And now they say retroactively that Luke trained Leia in the force and swordsmanship before the events of these new movies.  Okay, fine.  But we know it was not the plan all along because in The Force Awakens Leia refers to Luke as “a Jedi” when talking to Han. That might have been an opportunity to give SOME hint that she is also one.  Maybe Luke is a “better” or “lesser” jedi than her.  But even THEN, I’m sorry but I can’t buy even a Jedi waking up in the vacuum of space and force-pulling herself to safety.

I don’t know if the Sage – or what’s left of it – can force pull itself to safety now.  Too many of the most ardent fans already see Star Wars in a vacuum.  That is to say that – other than the unaltered Original Trilogy – it sucks.





A facebook page asked the question of “what should we do” about “toxic fandom?” This will be short:

The concept of “angry fandom” is a mislead. It is a distraction. Don’t be fooled. The idea that fans (AKA the once built-in audience) is the problem makes no sense.

There are hardcore U2 fans for 30 years that can speak at length about why they don’t like the newer songs or which albums were the best. To be informed and deep dive into any brand is to also intimately know its flaws.

I’m a first generation Star Wars fan and I can still respect the Original Trilogy even if I don’t see much to respect in the follow-ups. I can love Terminator and T2 and be annoyed that Cameron decided to kill off the point of those earlier films. And that irritation is not something to shade with pathology.
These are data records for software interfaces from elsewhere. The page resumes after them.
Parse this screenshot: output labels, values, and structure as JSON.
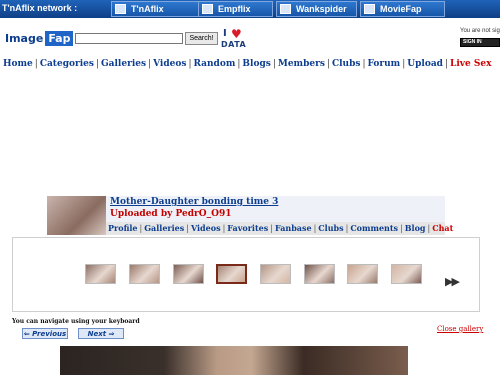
{
  "network": {
    "label": "T'nAflix network :",
    "sites": [
      {
        "name": "T'nAflix",
        "icon": "tnaflix-icon"
      },
      {
        "name": "Empflix",
        "icon": "empflix-icon"
      },
      {
        "name": "Wankspider",
        "icon": "wankspider-icon"
      },
      {
        "name": "MovieFap",
        "icon": "moviefap-icon"
      }
    ]
  },
  "header": {
    "logo_part1": "Image",
    "logo_part2": "Fap",
    "search_placeholder": "",
    "search_button": "Search!",
    "ad_logo_i": "I",
    "ad_logo_text": "DATA",
    "signin_note": "You are not sig",
    "signin_button": "SIGN IN"
  },
  "mainnav": {
    "items": [
      "Home",
      "Categories",
      "Galleries",
      "Videos",
      "Random",
      "Blogs",
      "Members",
      "Clubs",
      "Forum",
      "Upload",
      "Live Sex"
    ],
    "separator": "|"
  },
  "gallery": {
    "title": "Mother-Daughter bonding time 3",
    "uploader": "Uploaded by PedrO_O91",
    "nav": [
      "Profile",
      "Galleries",
      "Videos",
      "Favorites",
      "Fanbase",
      "Clubs",
      "Comments",
      "Blog",
      "Chat"
    ]
  },
  "thumbs": {
    "count": 8,
    "selected_index": 3,
    "next_glyph": "▶▶"
  },
  "keyboard": {
    "note": "You can navigate using your keyboard",
    "prev": "⇐ Previous",
    "next": "Next ⇒",
    "close": "Close gallery"
  },
  "colors": {
    "network_bar": "#1656a8",
    "nav_link": "#0c3d8e",
    "live_sex": "#cc0000",
    "uploader": "#c40000"
  }
}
If movies are a delivery device for clumsy social messaging, that shows a disrespect for all of the other elements that go into good storytelling. Toxic this and toxic this and man babies…. all part of a playbook for spin and misdirection. It is about big money movie studios with huge marketing budgets for tent pole projects punching down at the average potential moviegoer, sometimes with a dash of gas lighting to make a percentage of audience members afraid of speaking up against what is being pushed, the movie or the blind preemptive insults from actors, writers or directors who promote the myth of the truly racist, sexist, homophobic troll who is the only sort of person who would respond to Ghostbusters 2016 (sometimes marketed as Answer the Call, except in the movie itself where it is still just called Ghostbusters) or who would dare celebrate Jason Reitman reverting to the continuity of the 1980’s iteration that actually had a built in fan base, possibly Generation X but also built from decades of home video formats and releases and a cartoon series featuring the original characters.  It must be a horrible misanthrope who would dare prefer the pre-Disney novels of the Extended Universe, like Heir to the Empire, as opposed to an appropriation of Luke Skywalker that would creep up to his sleeping nephew to possibly kill him and then to opt out of any positive action he could contribute because now he believes all good actions will be greeted with an equally opposite reaction in a galaxy far, far away so why bother fighting the good fight.

The way to deal with “angry fans” is make note of their market feedback, and avoid characterizing them politically. Because some Coke fans hated New Coke, and some are knowledgeable enough to say the New Coke/ Coke Classic was a marketing genius strategy to disguise the switch from cane sugar to corn syrup. Right now we have entered the corn syrup age of cinema.